Drywall contractors were won over by DuraSpin’s increased speed and efficiency (up to four times faster than bulk screwdrivers and loose screws). Auto-feed also resulted in improved workplace safety and reduced lost time and workers’ compensation claims. The ease of use when working overhead or with scaffolding clearly demonstrated the value over loose screws and traditional drivers.

These same benefits – speed and ease-of-use – can be extended to applications like flooring and decking with the use of stand-up attachments. The introduction of SENCO’s corner-fit system, which allows better access and screw placement in tight spaces, as well as innovations such as application specific speeds – 2,500 and 5,000 RPM – and precision locking depth of drive control have further expanded the usefulness of auto-feed systems.

Building codes which call specifically for screws, as well as safety concerns have also played a role in the adoption of auto-feed systems in window installation, tile roofing and a variety of residential and industrial applications.

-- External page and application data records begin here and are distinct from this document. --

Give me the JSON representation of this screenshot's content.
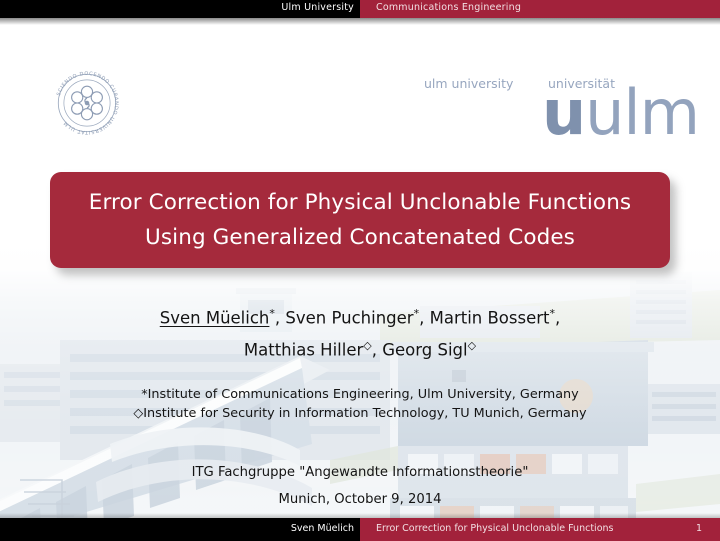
{
  "header": {
    "left_label": "Ulm University",
    "right_label": "Communications Engineering",
    "black_color": "#000000",
    "red_color": "#a2223b"
  },
  "logos": {
    "seal": {
      "icon": "ulm-university-seal",
      "motto_text": "SCIENDO DOCENDO CURANDO UNIVERSITAT ULM",
      "color": "#8d9cb4"
    },
    "uulm": {
      "sub_english": "ulm university",
      "sub_german": "universität",
      "wordmark": "uulm",
      "color": "#93a3bd"
    }
  },
  "title_box": {
    "line1": "Error Correction for Physical Unclonable Functions",
    "line2": "Using Generalized Concatenated Codes",
    "background_color": "#a52a3c",
    "text_color": "#ffffff"
  },
  "authors": {
    "line1_parts": [
      {
        "name": "Sven Müelich",
        "mark": "*",
        "underlined": true,
        "trailing": ", "
      },
      {
        "name": "Sven Puchinger",
        "mark": "*",
        "underlined": false,
        "trailing": ", "
      },
      {
        "name": "Martin Bossert",
        "mark": "*",
        "underlined": false,
        "trailing": ","
      }
    ],
    "line2_parts": [
      {
        "name": "Matthias Hiller",
        "mark": "◇",
        "underlined": false,
        "trailing": ", "
      },
      {
        "name": "Georg Sigl",
        "mark": "◇",
        "underlined": false,
        "trailing": ""
      }
    ]
  },
  "affiliations": {
    "line1": "*Institute of Communications Engineering, Ulm University, Germany",
    "line2": "◇Institute for Security in Information Technology, TU Munich, Germany"
  },
  "event": {
    "line1": "ITG Fachgruppe \"Angewandte Informationstheorie\"",
    "line2": "Munich, October 9, 2014"
  },
  "footer": {
    "author": "Sven Müelich",
    "title": "Error Correction for Physical Unclonable Functions",
    "page_number": "1",
    "black_color": "#000000",
    "red_color": "#a2223b"
  }
}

But auto-feed screw systems haven’t been readily accepted in many difficult commercial construction-based metal applications. That is, until now.

New Channel-Fit Nosepiece Extends Benefits of Auto-Feed Screw Systems to Many New Commercial Metal-to-Metal Fastening Applications

In 2016, SENCO introduced an innovative nosepiece attachment for its DuraSpin products designed specifically for commercial construction professionals. Metal-to-metal fastening applications require any auto-feed system to access recessed channels up to 1.8” deep. SENCO’s Channel Fit Nosepiece was designed to make feeding screws in these environments possible and easier than using loose screws. Typical applications include steel decking, hat channel, wall panel construction, resilient channel, metal truss assembly, window framing and aluminum extrusions.

This first-of-its-kind accessory:

  • can drive screws 1/2” to 1” long
  • ensures proper spacing between fasteners to prevent overlap in tight spaces and to comply with strict commercial codes
  • provides a clear line of sight to improve screw placement in pre-punched holes
  • incorporates grooves to allow shavings and chips under the screw head to escape

Other Advances for Steel Applications

Recently, SENCO received an evaluation report (ESR #3558) from ICC Evaluation Service (ICC-ES) certifying that 24 self-piercing, self-drilling tapping collated screws meet the 2012 and 2015 International Building Code (IBC) and International Residential Code (IRC) codes.

These fasteners, which are now ICC approved for commercial building projects, are commonly used for connections involving cold formed steel framing. Common applications include joining drywall/gypsum sheathing to steel, steel to steel framing, steel sheathing to steel framing, and certain wood to steel sheathing.

Auto-feed screw systems have come a long way since first hitting residential jobsites. Innovations in both tool and screw design mean they can now be used in a wide range of applications, including commercial construction.

If you’re considering an auto-feed screw system, here are some general parameters to guide your choice:


Speed (RPM) Primary Applications Secondary Applications

  • Cordless or corded
  • 1” – 2” fasteners*
Designed for drywall applications

  • Drywall to Wood
  • Drywall to Steel
  • Underlayment
  • Cement Board
  • Subfloor
  • Wood Decking

  • Cordless or corded
  • 2” and 3” models
Designed for driving into dense materials

  • Metal Framing
  • Cement Board
  • Wood Decking (3”)
  • Composite Decking (3”)
  • Sheathing to Steel (3”)
  • Drywall
  • Subfloor
  • Underlayment


*Drive down to ½” fasteners with accessory nosepieces like the channel fit.